Recently, Kansas City, Missouri’s mayor, Sly James, wrote in The Hill that America needed a new agenda for cities. No argument here. But contrary to the Mayor’s suggestion, the new thinking needs to come not from Washington but from the communities with a vested interest in their own success.

One of the biggest problems in Kansas City (as with other metropolitan areas) is that the city’s affairs have been so poorly managed for a very long time through regular rounds of bad “public investments.” It’s not that Kansas City needs more money—it receives plenty through various taxes—but that the city spends and invests that money so poorly, chasing glitz while letting basic services languish. Throwing more federal dollars at failed initiatives won’t retroactively salvage these projects.

Here’s some background. Kansas City is the 29th-largest metropolitan area in the United States. Like many Midwestern cities, our population growth hasn’t kept up with that of cities in other regions.

Unlike many cities (but similar to Washington, DC, where I grew up), our metro region is divided right down the middle by State Line Road. Half our population resides in Kansas, with the entire city proper and the urban core in Missouri.

Also like many urban cities over the past few decades, our city leaders have chosen to bet our future on large development projects. In our downtown we spent—and continue to spend—millions to prop up a large entertainment district whose revenue has yet to meet rosy projections. We have diverted taxpayer dollars to subsidize luxury apartment buildings and world headquarters for wealthy international corporations. We have committed millions more to build a convention hotel downtown despite the unpleasant experiences of our sister cities in Missouri and across the country with similarly ambitious—but ultimately disappointing—investments.

The assessed value of property in Kansas City has been largely flat since 2007, but because of tax diversions to developers, the amount we actually collected in taxes in 2015 was $200 million less than it would have been without those giveaways.

City leaders are eager to spend over a billion dollars to tear down and rebuild our international airport despite its widespread popularity as a convenient and efficient place to travel to and from.

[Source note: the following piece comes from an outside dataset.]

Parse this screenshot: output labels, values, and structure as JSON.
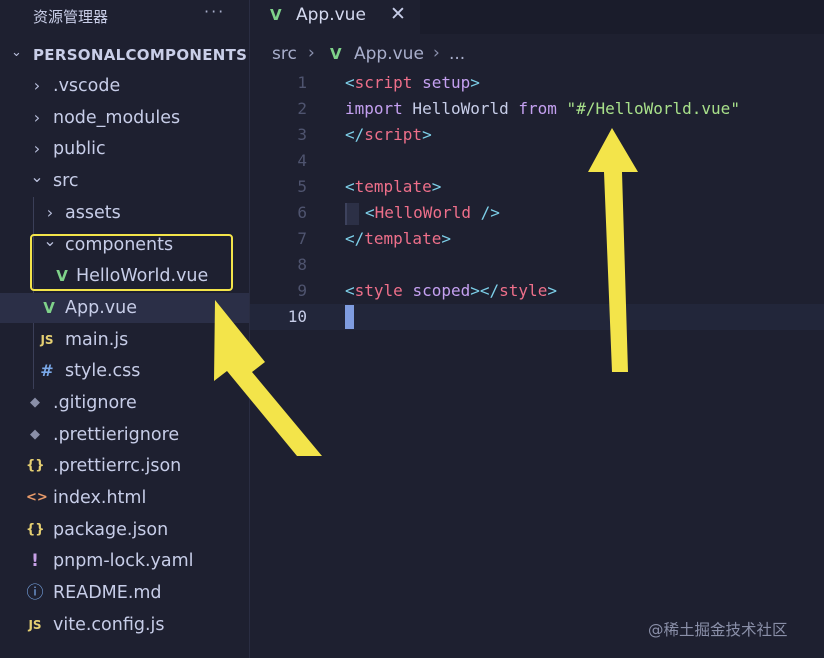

And we have the honor of having just finished one of the country’s most expensive streetcar systems for over $46 million per mile, and advocates now want to expand it at an even higher cost.

Kansas City bears the scars of all this misspending. While we suffer through a spike in homicides, our police department has fewer officers than it did in 2011. Embarrassed by a recent documentary on the plight of the urban core, city leaders issued bonds to demolish 800 dangerous buildings—the majority of which were city-owned. City leaders now contemplate a billion-dollar bond to fund badly needed infrastructure repairs due to years of neglect.

Yet Kansas City’s taxes are high. We have a combined sales tax in many neighborhoods of 10% or higher. The Tax Foundation listed Kansas City as having the 15th-highest sales tax in the country. A 2013 Brookings Institution study found that our county and the surrounding counties have well-above-average property taxes paid and taxes paid relative to home value. And of course, Kansas City also charges a 1% earnings tax on those who live or work within city limits.

Mayor James is correct to say that “we clearly cannot afford the status quo.” But his solution is to seek more government funds to bail out decades of bad investments and decision making in Kansas City and elsewhere. If cities like Kansas City, Chicago, Detroit, Newark, and Stockton are allowed to throw good money after bad, none of us will be any better off. America’s new agenda for cities must start with those cities, and it must involve a serious effort to right the wrongs of the past and return to sound management. The solution is not federal bailouts but better management of the money that cities are already collecting.

About the Author

Patrick Tuohey
Patrick Tuohey
Senior Fellow of Municipal Policy

Patrick Tuohey works with taxpayers, media, and policymakers to foster understanding of the conse